I try to judge existing software using two approaches: by making the knowledge my own, and by acknowledging all my previous knowledge to it. Both principles come from Buddhist practices: you cannot take knowledge and just put it in yourself; and you cannot wholesale forego your previous teachings. These two are the antidotes I found to blindly following software trends while not being completely isolated.

Simplicity is the path to great software. The concepts emerge from the path and are judged against it – only the pursuit of simplicity can ascertain their true worth. Taking a concept from out of the blue and bolting it onto a piece of software (or making a piece of software out of it) is not bound to generate simple software.

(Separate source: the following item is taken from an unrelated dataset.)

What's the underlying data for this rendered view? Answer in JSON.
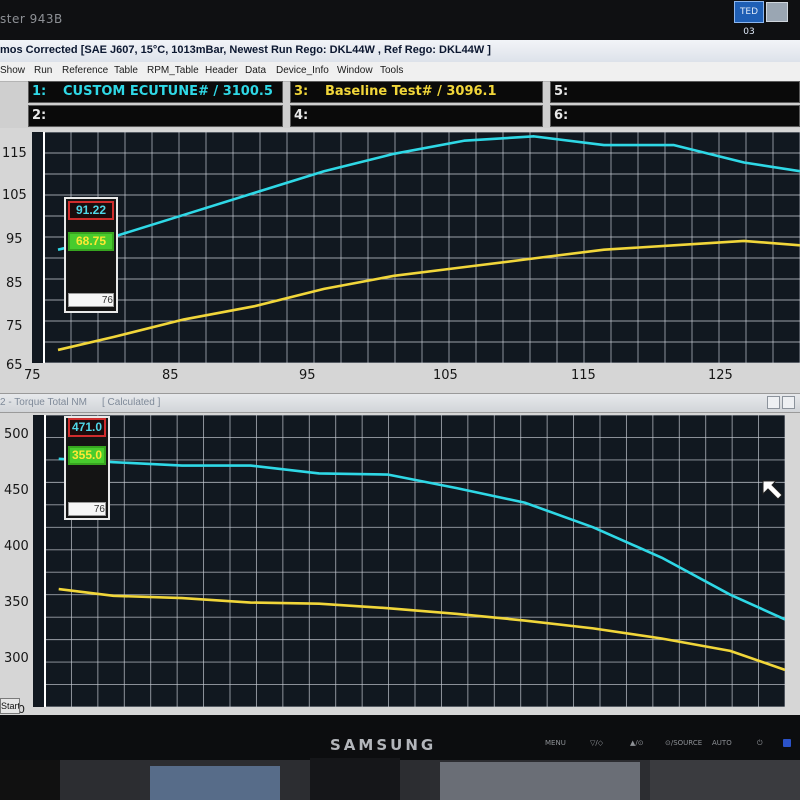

I am also of the hope (if not yet of the certainty) that simplicity is the best path to software with a great set of software features, implemented with utmost quality – even by very small teams.

The pursuit of simple software is possible. Software is hard, and can never be easy. But it can (and should) be simple. I believe it is possible to write software that will last decades, that allows yourself and others to build upon with ease. That doesn’t have to repent tomorrow about the concepts it heralded yesterday. That doesn’t have to apologize for itself, but rather be proud of itself, or at any rate confident.

You don’t need a privileged brain. It is your right as a programmer to write code that you can be truly happy about. You might not get paid for it (at least, not yet), but you always can do it on the early mornings or late evenings.

You probably won’t be popular. You will probably get a lot of shit for trying to write simple software – at least I know I did. Here’s how I found it’s best to deal with this shit: I take from it what’s valuable. It’s not pleasant but it is necessary. The valuable things are when factual errors in your work are pointed out. These can be mere corrections or they can be fundamental (those might hurt). In any case, they help you grow. This is a good path to work on your ego, because you’ll be wrong a lot, and you’ll look like a fool a lot. From all of this you can learn.

As for the parts of criticism that doesn’t contain factual errors and are muddy or hazy, ignore them. It is most likely an expression of fear. If you can, deal with it compassionately, or if you can’t, ignore it.

The how of writing simple software is, I believe, not as important. I found the hows on my way and have shared them elsewhere. But I’m confident that you can find out how as long as you follow the path.

Writing simple software is worth it, whatever happens later. It is an act of faith, and yet the terrain itself will guide you constantly. I’ve written these words to encourage you to do it and to let you know that it can be done.